2013 was year where my desire to go walkabout with possessions in a bundle at the end of a stick – or a couple of bags in my case – came true. I’ve been on it for a year and a week today, but rather than some far flung locale, I’m writing this post from my childhood home. Home is something that seems to punctuate journeys though, so perhaps there is no better place.
My entire understanding of my father’s death at this point, rides on numbers. September 4 – the stage of cancer he was diagnosed with.
But how do you get away from the memories? That’s what she’s left with. The missing words to a prayer she can’t recite. Trying to find all that’s lost. – Mark V. Krajnak, from JerseyStyle Photography’s Friday Noir The day before I turned 33, I delivered a eulogy for my father, as his body awaited the cremating furnace.
In close to ten months of travelling, the hardest and most constant challenge I have had – beyond the isolation, helplessness at otherwise ordinary tasks of everyday living in a new place, utter loss when everything is going wrong and no one is speaking the same language – is being sick.
I first heard Ukendt Kunster’s Neonlys album (free – yes really – download here) this past April, somewhere in the sweeping wilds of New Mexico. Hooked off the bat. Ukendt Kunstner – Danish for “Unknown Artist” – are Hans Philip (rapper) and Jens Ole McCoy (producer). All their lyrics are Danish. I don’t speak Danish. But the melodies, the beats, and something about the cadence of the rapping, I find spellbinding despite the linguistic barrier. I’ve listened to Neonlys (“Neonlight”) so many times that I can often be caught singing along in my best approximation of words I don’t understand and can’t pronounce.

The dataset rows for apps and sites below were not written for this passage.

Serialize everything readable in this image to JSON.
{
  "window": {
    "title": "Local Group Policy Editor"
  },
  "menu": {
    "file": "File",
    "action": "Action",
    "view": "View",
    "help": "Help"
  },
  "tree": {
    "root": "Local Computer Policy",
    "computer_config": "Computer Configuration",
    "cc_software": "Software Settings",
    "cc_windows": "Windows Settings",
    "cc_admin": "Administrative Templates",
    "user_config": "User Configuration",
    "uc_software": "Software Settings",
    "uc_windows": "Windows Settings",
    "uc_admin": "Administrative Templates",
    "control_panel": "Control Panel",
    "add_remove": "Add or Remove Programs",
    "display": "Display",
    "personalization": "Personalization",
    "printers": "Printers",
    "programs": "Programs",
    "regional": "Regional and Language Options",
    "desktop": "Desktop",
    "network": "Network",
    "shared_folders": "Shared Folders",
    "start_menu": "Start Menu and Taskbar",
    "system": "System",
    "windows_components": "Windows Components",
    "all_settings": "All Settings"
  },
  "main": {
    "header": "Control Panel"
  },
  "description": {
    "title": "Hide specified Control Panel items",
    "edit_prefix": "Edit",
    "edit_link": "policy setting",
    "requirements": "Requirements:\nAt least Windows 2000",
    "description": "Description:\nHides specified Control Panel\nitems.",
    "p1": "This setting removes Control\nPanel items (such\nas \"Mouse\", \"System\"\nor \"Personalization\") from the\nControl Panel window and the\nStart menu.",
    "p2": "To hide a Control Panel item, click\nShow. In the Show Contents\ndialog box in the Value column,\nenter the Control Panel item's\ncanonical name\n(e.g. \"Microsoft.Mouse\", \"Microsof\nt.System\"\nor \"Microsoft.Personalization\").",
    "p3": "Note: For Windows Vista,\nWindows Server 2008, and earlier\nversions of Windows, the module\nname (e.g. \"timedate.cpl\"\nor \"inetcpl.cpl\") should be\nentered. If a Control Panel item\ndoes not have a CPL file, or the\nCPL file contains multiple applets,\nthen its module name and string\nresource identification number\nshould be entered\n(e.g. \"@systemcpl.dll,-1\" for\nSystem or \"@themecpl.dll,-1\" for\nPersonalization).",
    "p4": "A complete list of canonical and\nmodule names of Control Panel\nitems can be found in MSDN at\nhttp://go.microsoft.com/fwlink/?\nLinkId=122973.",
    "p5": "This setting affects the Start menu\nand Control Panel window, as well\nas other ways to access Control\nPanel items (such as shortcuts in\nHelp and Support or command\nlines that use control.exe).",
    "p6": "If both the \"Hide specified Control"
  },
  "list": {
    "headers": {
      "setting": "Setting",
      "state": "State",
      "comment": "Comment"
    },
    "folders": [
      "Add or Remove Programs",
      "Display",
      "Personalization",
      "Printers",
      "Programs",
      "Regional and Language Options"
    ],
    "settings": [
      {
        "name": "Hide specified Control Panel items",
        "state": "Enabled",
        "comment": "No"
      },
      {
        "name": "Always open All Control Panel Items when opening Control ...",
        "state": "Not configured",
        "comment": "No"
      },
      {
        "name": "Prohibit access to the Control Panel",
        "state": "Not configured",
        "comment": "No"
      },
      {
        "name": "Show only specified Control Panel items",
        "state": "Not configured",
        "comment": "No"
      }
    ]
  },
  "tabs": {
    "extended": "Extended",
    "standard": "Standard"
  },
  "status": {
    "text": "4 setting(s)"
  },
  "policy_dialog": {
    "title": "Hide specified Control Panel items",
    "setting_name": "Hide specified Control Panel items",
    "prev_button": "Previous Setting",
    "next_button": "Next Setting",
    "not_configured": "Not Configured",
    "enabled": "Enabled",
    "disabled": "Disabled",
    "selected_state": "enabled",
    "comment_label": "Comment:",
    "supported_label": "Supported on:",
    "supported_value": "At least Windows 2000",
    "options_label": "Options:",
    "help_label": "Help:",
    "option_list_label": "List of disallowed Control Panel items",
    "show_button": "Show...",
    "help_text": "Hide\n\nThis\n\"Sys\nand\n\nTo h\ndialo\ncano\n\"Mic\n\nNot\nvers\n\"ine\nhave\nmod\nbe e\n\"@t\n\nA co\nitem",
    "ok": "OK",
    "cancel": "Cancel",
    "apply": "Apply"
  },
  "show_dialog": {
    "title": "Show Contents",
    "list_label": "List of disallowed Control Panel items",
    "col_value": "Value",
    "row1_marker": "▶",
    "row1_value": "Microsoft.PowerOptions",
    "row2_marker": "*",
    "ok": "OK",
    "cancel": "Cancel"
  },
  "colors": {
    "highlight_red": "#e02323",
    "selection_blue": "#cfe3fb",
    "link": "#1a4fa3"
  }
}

…the number of months of gypsy-jangling, not the Pearl Jam album. Every month i survive on the road, intact and sometimes even flourishing (to ongoing amazement), I come back to this sign. This was painted inside the bus stop near my eldest sister’s home in Washington state, where I spent the first three weeks of my journey. I waited many grey, wintry days inside this shelter for the bus that would bring me to downtown Seattle, still something of a wreck, wondering what the #$^%$#%$ I was doing. Hoping to hell I’d see the truth in it some day. I’ve done some dumb things, learnt some hard lessons in this time, and I’m sure I’ve not plumbed the depths of stupidity quite yet (sad, but …
“Wonderful wonderful Copenhagen!” was the refrain that greeted me over the phone line, every time my Dad was reminded it was where I was heading in July for another, extended Mad and Magic Raving reunion. It turns out that centuries ago, Dad had a pen pal from Copenhagen, and it’s been a European city that has lingered in his consciousness since then, though he’s never been.
7110 – The number of times Beyond has been played since it was released ten days ago. It’s been featured on PetaPixel, F-Stop Lounge and Monster Children. David Hobby, yes the Strobist, has shared it on Google+. It’s been shared among our collective friends, family and followers more times than either of us can keep track of. I’m not entirely sure what to think of the hubbub that my little documentary about Flemming has generated. On one hand, I’m thrilled to bits, on the other I’m all “!!!!!!!!” I’ve received an amazing amount of messages from people everywhere with support and encouragement. My mother said it was “awesome!!!!!” and that Flemming’s story made her too, wish she could travel forever. My mom’s a tough customer. …
18 July 2013: I spent my six month milestone as a vagrant in the air, fittingly, enroute to Copenhagen from Montreal, marked by as unbelievable a sunrise as I’ve ever seen. Descending into Iceland for a seven hour transit, just above the sweep of plane wing, the red band of sunlight from the approaching dawn poured blood orange onto a sea of altocumulus clouds as the sun climbed the dark skies to light a brand new day.
Let me stake a claim about landscape/nature photography here: it does nothing for me. I can, and do, appreciate landscape photos from a technical perspective. But emotionally, they leave me cold. There’s something about the perfect beauty of an excellent landscape photo that seems to shut my engagement down. I’m compelled by imperfection for reasons I’ve never looked into, but they are doubtless why I thrive visually on gritty environments/things and misshapen industrial vessels. In mid-May, I got on a Greyhound to Lubbock, Texas. I was looking forward to finally meeting Jerod Foster in real life after a few years of chatting with him on Twitter, and attending his much talked about Texas Tech photography workshop in Junction, which is basically… …wait for it: An …